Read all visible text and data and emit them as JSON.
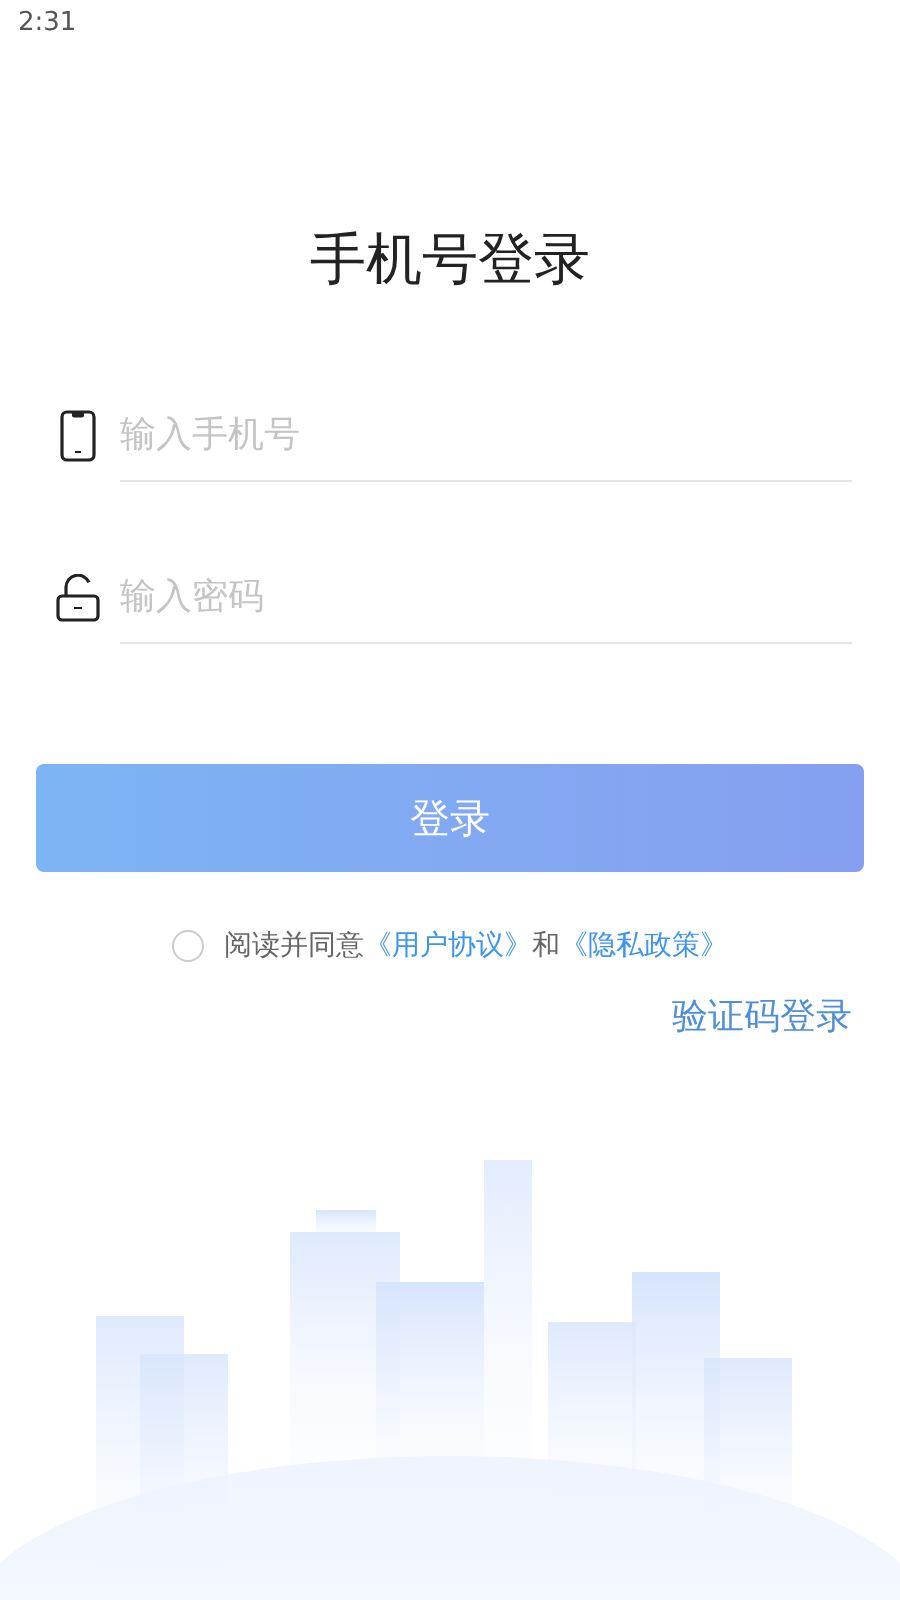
{
  "status_bar": {
    "time": "2:31"
  },
  "title": "手机号登录",
  "fields": [
    {
      "kind": "phone",
      "placeholder": "输入手机号"
    },
    {
      "kind": "password",
      "placeholder": "输入密码"
    }
  ],
  "login_button": {
    "label": "登录",
    "disabled": true
  },
  "agreement": {
    "checked": false,
    "text": "阅读并同意",
    "link_1": "《用户协议》",
    "joiner": "和",
    "link_2": "《隐私政策》"
  },
  "alt_login": "验证码登录"
}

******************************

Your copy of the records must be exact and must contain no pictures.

◆ TASK RESPONSE ◆
Read all visible text and data and emit them as JSON.
{
  "status_bar": {
    "time": "2:31"
  },
  "title": "手机号登录",
  "fields": [
    {
      "kind": "phone",
      "placeholder": "输入手机号"
    },
    {
      "kind": "password",
      "placeholder": "输入密码"
    }
  ],
  "login_button": {
    "label": "登录",
    "disabled": true
  },
  "agreement": {
    "checked": false,
    "text": "阅读并同意",
    "link_1": "《用户协议》",
    "joiner": "和",
    "link_2": "《隐私政策》"
  },
  "alt_login": "验证码登录"
}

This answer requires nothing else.